» Work instruction
When a line in the records contains the string "address", copy that line.

» Exercise inputs
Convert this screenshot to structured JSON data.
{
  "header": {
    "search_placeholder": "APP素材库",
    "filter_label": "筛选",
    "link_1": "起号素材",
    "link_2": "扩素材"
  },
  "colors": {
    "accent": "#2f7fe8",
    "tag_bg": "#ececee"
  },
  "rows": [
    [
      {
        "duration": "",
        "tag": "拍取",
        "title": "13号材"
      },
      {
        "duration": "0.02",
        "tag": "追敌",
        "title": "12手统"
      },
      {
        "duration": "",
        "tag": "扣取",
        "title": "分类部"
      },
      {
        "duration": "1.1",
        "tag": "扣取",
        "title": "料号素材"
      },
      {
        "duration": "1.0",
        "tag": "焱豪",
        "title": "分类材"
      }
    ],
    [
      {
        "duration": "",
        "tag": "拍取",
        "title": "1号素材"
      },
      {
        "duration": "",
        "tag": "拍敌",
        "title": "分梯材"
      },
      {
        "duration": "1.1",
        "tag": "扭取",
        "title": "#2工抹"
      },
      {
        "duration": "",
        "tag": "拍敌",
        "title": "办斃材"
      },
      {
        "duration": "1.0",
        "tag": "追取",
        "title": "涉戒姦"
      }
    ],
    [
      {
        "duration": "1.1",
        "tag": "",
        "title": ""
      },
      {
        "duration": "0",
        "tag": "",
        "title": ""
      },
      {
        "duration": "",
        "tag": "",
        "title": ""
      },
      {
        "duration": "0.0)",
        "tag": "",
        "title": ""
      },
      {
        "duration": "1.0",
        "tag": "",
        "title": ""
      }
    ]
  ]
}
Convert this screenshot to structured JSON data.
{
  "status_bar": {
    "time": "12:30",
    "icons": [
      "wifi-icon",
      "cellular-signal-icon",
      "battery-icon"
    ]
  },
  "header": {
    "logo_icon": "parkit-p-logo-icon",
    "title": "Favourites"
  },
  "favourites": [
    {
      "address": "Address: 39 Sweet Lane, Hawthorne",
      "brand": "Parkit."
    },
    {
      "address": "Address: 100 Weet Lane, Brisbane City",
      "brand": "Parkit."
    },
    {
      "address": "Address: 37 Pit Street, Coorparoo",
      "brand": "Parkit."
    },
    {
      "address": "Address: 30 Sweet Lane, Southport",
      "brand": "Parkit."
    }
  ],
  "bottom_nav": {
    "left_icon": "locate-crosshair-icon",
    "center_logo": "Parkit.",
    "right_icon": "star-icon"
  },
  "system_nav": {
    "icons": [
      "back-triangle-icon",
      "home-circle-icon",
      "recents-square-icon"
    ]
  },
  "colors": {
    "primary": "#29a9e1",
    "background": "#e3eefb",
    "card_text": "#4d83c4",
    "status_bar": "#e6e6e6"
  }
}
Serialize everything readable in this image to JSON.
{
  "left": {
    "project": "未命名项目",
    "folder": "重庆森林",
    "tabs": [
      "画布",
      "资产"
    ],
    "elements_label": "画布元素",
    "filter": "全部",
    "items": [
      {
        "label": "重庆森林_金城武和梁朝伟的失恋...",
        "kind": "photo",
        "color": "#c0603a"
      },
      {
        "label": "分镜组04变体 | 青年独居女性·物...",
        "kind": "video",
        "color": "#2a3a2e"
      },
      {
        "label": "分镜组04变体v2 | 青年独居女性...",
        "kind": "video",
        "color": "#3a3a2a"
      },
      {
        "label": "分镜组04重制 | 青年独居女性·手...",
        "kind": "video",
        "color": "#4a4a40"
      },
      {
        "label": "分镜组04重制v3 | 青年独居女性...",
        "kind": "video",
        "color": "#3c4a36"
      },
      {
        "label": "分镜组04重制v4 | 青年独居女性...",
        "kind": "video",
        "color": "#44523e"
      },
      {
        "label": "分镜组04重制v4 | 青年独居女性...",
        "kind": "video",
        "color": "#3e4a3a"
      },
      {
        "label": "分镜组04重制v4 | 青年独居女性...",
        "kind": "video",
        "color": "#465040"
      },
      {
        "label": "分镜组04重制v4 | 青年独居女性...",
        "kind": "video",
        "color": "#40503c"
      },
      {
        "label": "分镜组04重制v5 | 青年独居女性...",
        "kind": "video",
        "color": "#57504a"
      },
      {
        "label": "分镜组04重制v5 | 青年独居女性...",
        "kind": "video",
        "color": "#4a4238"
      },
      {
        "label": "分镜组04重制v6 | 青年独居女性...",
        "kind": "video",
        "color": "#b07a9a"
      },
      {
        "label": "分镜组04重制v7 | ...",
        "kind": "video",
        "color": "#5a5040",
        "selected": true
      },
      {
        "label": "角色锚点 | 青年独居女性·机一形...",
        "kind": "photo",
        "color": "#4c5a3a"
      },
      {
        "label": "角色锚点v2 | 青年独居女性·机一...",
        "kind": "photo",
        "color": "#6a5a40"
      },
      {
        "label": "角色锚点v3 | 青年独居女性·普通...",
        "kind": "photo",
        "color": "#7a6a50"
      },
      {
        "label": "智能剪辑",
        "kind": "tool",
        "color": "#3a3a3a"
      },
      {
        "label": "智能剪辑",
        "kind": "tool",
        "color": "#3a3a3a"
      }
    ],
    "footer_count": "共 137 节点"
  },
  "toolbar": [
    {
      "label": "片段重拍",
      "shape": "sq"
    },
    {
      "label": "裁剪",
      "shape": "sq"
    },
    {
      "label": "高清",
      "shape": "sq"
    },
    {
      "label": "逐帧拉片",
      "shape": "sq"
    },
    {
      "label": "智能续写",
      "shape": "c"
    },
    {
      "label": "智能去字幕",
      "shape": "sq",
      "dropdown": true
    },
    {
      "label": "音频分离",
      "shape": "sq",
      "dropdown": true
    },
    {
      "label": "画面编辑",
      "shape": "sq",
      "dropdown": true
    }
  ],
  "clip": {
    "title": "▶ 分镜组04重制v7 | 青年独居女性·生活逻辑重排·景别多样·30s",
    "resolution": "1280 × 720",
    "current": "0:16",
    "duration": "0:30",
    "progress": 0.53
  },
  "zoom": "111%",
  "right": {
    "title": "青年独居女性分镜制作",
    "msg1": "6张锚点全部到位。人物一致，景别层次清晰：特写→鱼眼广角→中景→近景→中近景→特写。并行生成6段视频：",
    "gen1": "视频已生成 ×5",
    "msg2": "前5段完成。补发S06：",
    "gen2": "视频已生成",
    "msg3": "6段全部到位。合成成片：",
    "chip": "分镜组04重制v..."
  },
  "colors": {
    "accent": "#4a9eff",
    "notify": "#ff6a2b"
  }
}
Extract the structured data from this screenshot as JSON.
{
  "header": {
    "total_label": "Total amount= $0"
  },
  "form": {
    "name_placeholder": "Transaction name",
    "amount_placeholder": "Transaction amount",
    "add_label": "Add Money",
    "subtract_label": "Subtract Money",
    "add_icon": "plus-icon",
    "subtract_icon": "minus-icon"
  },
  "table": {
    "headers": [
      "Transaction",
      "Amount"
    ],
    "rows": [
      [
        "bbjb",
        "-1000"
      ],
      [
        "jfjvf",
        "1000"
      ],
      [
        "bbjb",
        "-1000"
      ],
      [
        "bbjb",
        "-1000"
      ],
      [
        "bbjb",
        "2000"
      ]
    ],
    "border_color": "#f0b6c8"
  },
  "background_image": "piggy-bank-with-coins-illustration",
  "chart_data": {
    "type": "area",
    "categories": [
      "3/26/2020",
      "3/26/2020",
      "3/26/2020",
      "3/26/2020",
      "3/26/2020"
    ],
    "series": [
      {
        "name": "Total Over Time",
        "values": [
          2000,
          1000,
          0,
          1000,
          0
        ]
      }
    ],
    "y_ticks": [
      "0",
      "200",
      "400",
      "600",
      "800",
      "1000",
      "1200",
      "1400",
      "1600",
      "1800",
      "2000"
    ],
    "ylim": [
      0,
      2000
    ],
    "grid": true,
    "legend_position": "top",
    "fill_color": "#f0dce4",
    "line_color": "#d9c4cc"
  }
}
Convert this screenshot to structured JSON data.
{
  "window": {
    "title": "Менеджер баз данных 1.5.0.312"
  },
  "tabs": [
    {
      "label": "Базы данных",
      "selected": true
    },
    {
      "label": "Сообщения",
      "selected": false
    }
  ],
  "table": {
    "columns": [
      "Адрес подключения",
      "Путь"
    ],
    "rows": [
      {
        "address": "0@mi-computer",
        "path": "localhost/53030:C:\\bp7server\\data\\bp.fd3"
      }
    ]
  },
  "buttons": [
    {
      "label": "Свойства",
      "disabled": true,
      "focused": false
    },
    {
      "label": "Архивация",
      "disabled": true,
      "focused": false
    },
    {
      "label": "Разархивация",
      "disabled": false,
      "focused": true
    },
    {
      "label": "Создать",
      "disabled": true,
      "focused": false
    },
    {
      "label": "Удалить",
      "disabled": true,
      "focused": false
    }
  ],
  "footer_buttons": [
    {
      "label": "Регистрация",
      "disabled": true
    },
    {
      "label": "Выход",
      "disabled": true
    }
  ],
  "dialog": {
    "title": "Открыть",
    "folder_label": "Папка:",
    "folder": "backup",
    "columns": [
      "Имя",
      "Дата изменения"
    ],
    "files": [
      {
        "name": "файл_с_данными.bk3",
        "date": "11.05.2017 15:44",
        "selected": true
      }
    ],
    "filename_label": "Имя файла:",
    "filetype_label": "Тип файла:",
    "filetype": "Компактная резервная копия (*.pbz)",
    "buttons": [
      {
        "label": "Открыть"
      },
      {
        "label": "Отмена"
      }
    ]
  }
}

» Expected output
      "address": "Address: 39 Sweet Lane, Hawthorne",
      "address": "Address: 100 Weet Lane, Brisbane City",
      "address": "Address: 37 Pit Street, Coorparoo",
      "address": "Address: 30 Sweet Lane, Southport",
        "address": "0@mi-computer",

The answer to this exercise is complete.